Facebook has banned the personal accounts of several researchers from the NYU Ad Observatory who were investigating ad transparency and misinformation spread across its own platform. Facebook claims that by using a browser plugin that collects data on political ads spread across its platform the researchers have engaged in privacy scraping, and have violated the platforms terms of service.
Facebook doesn’t appreciate snooping
An ironic accusation considering the amount of fire Facebook remains under over its own privacy scraping practices surrounding ad targeting.
The NYU Ad Observatory researchers were completing a project looking into political ads on the social media platform, specifically where they come from and how far they reach. Their intention was to root out who pays for such ads and how the ad-targeting algorithm selects who it wants to see them.
To aid in their research, the team made Ad Observer, a browser plug-in that collects exactly that data: who first posted this ad, and why is it being shown to certain people? This information is then made publicly available in order to bring the platforms problems to light. The plugin does not collect any personal data, such as user names or Facebook ID numbers.

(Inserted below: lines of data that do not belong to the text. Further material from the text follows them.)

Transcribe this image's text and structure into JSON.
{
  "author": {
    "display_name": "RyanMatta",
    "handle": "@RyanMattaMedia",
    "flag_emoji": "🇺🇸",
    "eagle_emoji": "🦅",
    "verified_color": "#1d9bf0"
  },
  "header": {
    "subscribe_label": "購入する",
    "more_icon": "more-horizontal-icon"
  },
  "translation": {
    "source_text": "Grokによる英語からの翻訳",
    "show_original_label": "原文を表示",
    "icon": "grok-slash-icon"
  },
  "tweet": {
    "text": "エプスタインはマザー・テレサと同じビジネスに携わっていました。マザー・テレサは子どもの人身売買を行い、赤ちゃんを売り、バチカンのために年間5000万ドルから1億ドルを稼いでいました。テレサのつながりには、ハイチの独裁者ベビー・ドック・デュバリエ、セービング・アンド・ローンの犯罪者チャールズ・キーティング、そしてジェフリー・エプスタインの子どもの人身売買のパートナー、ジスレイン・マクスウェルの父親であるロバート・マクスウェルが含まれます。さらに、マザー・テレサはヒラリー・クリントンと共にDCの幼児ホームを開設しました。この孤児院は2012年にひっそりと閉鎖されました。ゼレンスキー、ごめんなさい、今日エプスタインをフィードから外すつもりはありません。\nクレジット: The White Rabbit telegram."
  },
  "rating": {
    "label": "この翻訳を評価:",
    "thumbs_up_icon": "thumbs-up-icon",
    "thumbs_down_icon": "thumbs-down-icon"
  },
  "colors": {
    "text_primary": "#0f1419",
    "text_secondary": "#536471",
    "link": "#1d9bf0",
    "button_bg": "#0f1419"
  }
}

As The Verge notes, Facebook users can actually see some of the same data Ad Observer tracks on the platform itself. For example, if a user clicks on an ad, they can see why it was targeted to them based on their interests. So it’s not like the plugin is breaking into the source code to root out Facebook’s deepest darkest secrets.
The researchers were banned with the claim that they are violating its terms of service, and that Ad Observer collects data from “…private individuals” without their consent. At least now we know that Facebook considers public pages and advertising accounts specifically made to run political ads as private individuals. We only wonder when it might start treating bot accounts the same way.

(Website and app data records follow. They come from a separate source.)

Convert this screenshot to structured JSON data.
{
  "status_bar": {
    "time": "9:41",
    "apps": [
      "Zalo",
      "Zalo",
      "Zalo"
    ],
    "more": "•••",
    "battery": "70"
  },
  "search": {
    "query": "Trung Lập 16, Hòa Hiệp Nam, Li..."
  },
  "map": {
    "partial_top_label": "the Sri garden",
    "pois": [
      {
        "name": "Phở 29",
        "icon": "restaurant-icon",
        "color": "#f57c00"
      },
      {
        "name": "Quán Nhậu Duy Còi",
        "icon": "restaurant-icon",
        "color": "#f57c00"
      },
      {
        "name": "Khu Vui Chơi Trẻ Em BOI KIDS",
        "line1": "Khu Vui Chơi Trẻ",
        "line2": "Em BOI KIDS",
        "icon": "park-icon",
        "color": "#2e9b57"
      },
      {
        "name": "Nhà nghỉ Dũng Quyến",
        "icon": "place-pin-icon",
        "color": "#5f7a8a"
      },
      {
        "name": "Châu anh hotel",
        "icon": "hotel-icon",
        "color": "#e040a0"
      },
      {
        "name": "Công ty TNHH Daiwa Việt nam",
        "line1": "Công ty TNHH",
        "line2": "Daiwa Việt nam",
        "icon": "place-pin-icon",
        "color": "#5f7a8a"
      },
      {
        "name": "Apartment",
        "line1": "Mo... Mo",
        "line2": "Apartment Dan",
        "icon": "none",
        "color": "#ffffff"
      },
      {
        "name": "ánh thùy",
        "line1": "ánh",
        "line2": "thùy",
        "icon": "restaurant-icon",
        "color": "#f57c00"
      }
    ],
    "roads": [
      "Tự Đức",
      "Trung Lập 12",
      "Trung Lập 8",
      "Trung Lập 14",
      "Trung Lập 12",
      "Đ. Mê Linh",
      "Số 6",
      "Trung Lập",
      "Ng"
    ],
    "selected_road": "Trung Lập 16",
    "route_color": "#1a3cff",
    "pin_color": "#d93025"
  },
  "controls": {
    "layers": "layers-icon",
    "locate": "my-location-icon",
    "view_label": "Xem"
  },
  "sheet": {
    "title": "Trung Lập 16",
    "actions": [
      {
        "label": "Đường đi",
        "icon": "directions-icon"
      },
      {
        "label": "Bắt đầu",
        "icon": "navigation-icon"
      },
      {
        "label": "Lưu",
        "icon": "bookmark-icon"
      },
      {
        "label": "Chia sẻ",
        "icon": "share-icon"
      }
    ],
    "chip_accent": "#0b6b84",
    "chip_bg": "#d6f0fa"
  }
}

The timing of this incident is unsettling, to say the least. Facebook recently announced it would be implementing more transparent policies on ads surrounding the upcoming South African governmental elections. For example, advertisers will have to undergo an ad authorisation process and will be required to place “paid for by” disclaimers on their ads to make it known who was responsible for them.

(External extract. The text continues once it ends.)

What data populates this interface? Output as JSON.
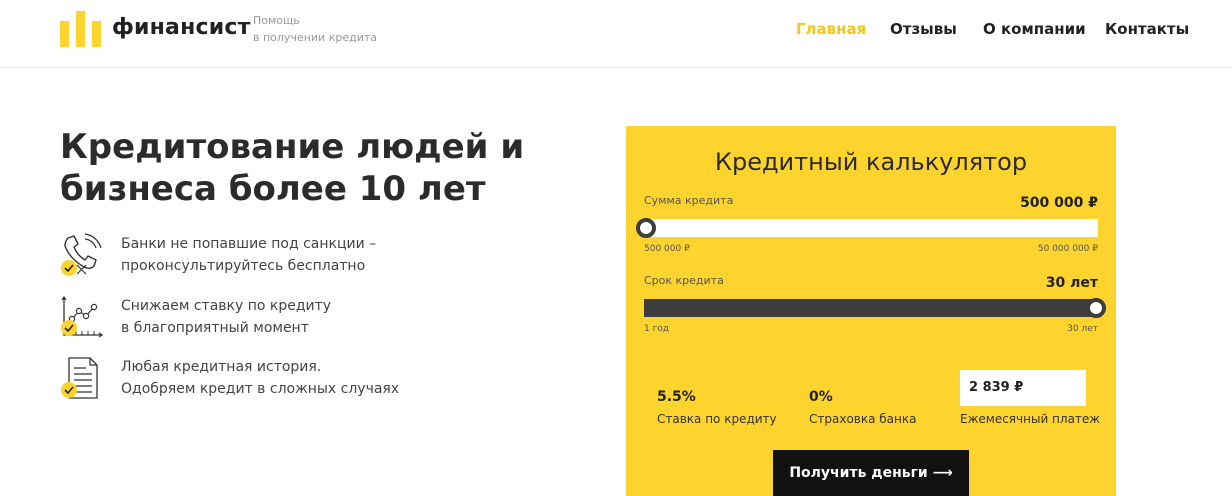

We think it’s safe to say that whatever goodwill Facebook earned with this ostensible move towards greater transparency has been undone by this backslide.
Source: The Verge